White & Case's motion for permission to withdraw from representing Ozman is granted.
Ozman has refused to cooperate in the defense of this case. He apparently brought two lawsuits against the Bank in Turkey. Not only have his actions and inactions in the present lawsuit resulted in a default judgment against him, he has continued to refuse to cooperate with the Bank and White & Case. His action and inactions have prejudiced the Bank's defense of the case. Ozman's refusal to cooperate is sufficient reason to allow White & Case to withdraw.
Moreover, plaintiff will not be prejudiced by White & Case's withdrawal. Trial of this case will not be delayed, as a default judgment has been entered against Ozman and he would not be permitted to defend himself at trial in any event. Although the amount of damages to be assessed against Ozman has not yet been determined, that determination will be made after the trial of the claims against the Bank.
Leave to withdraw, however, is conditioned on White & Case remaining Ozman's agent solely for the purpose of receiving papers in connection with this lawsuit. Since Ozman originally designated White & Case to be his counsel in this case, service of papers on White & Case will be deemed adequate and proper service on Ozman, until Ozman retains new counsel and new counsel appears on his behalf. The Court notes that White & Case has had communications recently with Ozman in Turkey and thus is able to communicate with him. White & Case is directed to promptly forward to Ozman in Turkey any papers it receives in this case on his behalf.
The Bank seeks to exclude from trial (i) any evidence relating to the discharge or resignation of former employees of the Bank other than plaintiff and (ii) any evidence of discriminatory comments allegedly made by Ozman. Plaintiff cross-moves to exclude from trial (i) oral statements allegedly made by Ozman to Sadik Kutlu and/or others and (ii) a letter dated December 9, 1983 from Russell Reynolds Associates, Inc. to the Bank.
i. Evidence Relating To Other Employees
Plaintiff apparently proposes to testify at trial that six former employees of the Bank who were hired by Michael Baldwin, a former General Manager of the Bank's New York Branch, were discharged or forced to resign when Ozman became General Manager. This testimony will be excluded, however, because it is apparent that plaintiff lacks personal knowledge of the facts in question.

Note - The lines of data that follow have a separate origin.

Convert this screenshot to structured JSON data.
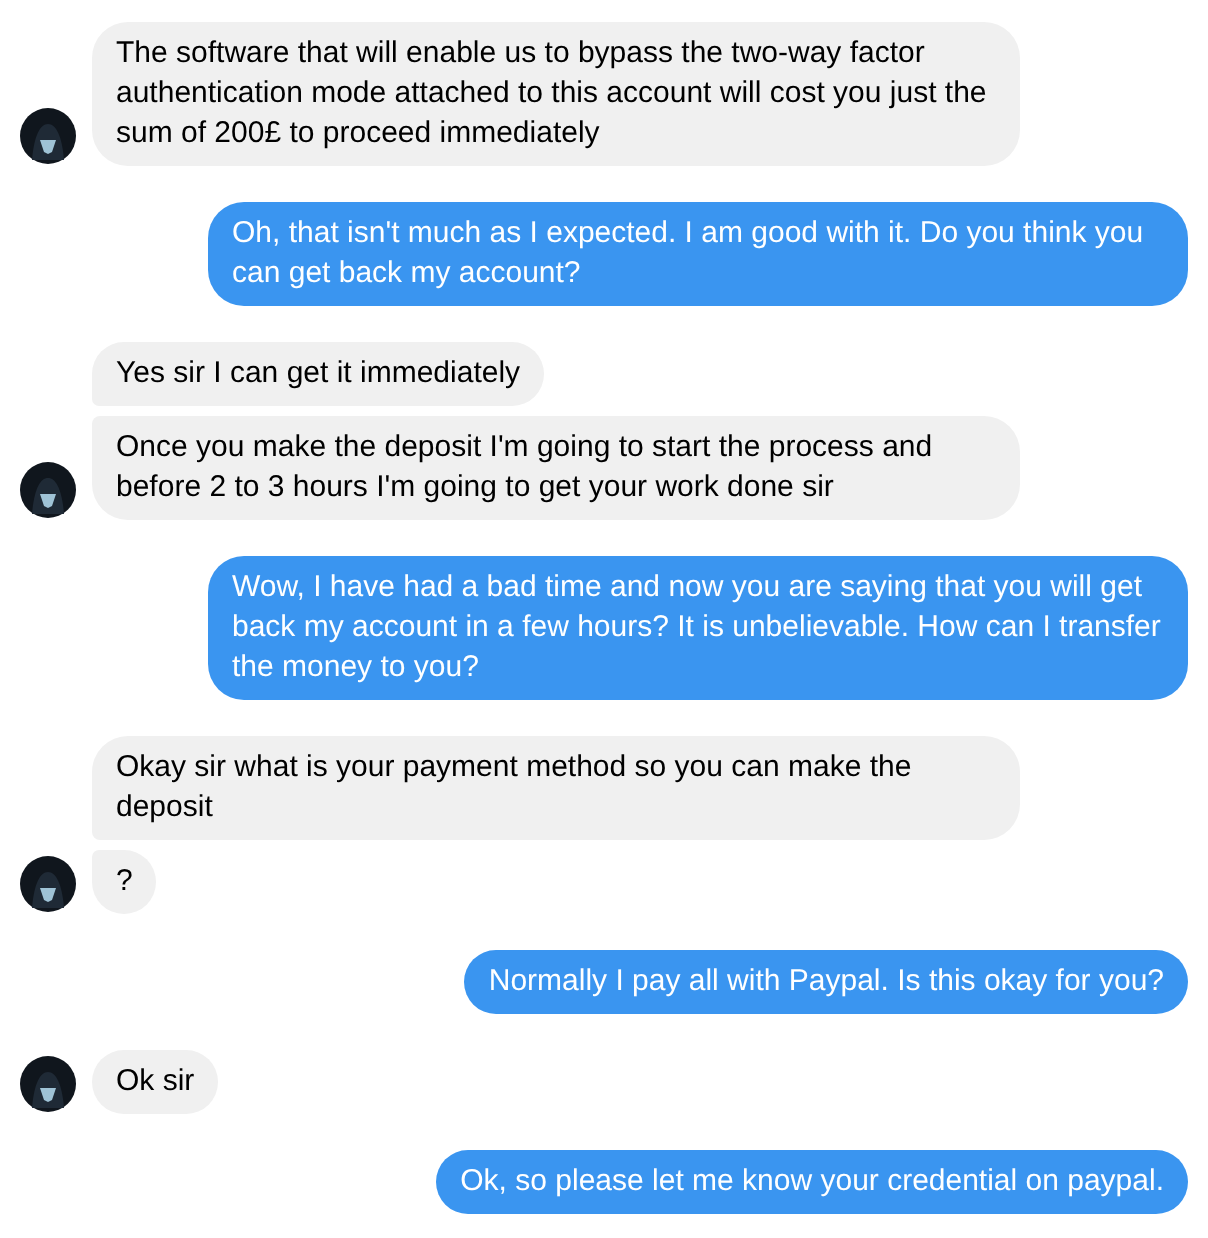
{
  "groups": [
    {
      "kind": "incoming",
      "messages": [
        "The software that will enable us to bypass the two-way factor authentication mode attached to this account will cost you just the sum of 200£ to proceed immediately"
      ]
    },
    {
      "kind": "outgoing",
      "messages": [
        "Oh, that isn't much as I expected. I am good with it. Do you think you can get back my account?"
      ]
    },
    {
      "kind": "incoming",
      "messages": [
        "Yes sir I can get it immediately",
        "Once you make the deposit I'm going to start the process and before 2 to 3 hours I'm going to get your work done sir"
      ]
    },
    {
      "kind": "outgoing",
      "messages": [
        "Wow, I have had a bad time and now you are saying that you will get back my account in a few hours? It is unbelievable. How can I transfer the money to you?"
      ]
    },
    {
      "kind": "incoming",
      "messages": [
        "Okay sir what is your payment method so you can make the deposit",
        "?"
      ]
    },
    {
      "kind": "outgoing",
      "messages": [
        "Normally I pay all with Paypal. Is this okay for you?"
      ]
    },
    {
      "kind": "incoming",
      "messages": [
        "Ok sir"
      ]
    },
    {
      "kind": "outgoing",
      "messages": [
        "Ok, so please let me know your credential on paypal."
      ]
    }
  ]
}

Under Rule 602 of the Federal Rules of Evidence, a witness may not testify to a matter unless he or she has personal knowledge thereof. See Folio Impressions, Inc. v. Byer California, 937 F.2d 759, 764 (2d Cir. 1991) (a witness has personal knowledge if he or she testifies from "general observation and knowledge, and not upon conjecture or hearsay") The excerpts of plaintiff's deposition show that he lacks personal knowledge as to whether four of the six former employees in question were discharged or were forced to resign or left the Bank voluntarily. (See Marfia Dep. Tr. at 269-70, 272-73 (Diaz), 270-72 (Brieger), 267-69 (Tamberelli), 276-77 (Mangold)). At best, plaintiff's contention that these employees were fired or forced to resign is based on "conjecture or hearsay." Moreover, even assuming that plaintiff has some personal knowledge as to the voluntariness of the departures of Remigio and Taddeo, there is nothing in the record to show that plaintiff has any personal knowledge that age or national origin was a factor in their departures.
Significantly, plaintiff makes no effort in his memorandum of law in opposition to the motion in limine to show that he has any personal knowledge of the facts surrounding the departure of any of the six former employees in question. (See Pl. Mem. in Opp. to Def. Mot. in Limine at 17-18). Although plaintiff's counsel points out, in a letter submitted after the in limine motions were briefed, that plaintiff was a Senior Vice President of the Bank, plaintiff does not identify any specific facts relating to the departures of the six former employees as to which he has personal knowledge.
Accordingly, defendant's motion in limine is granted as to evidence relating to the departures of the six ...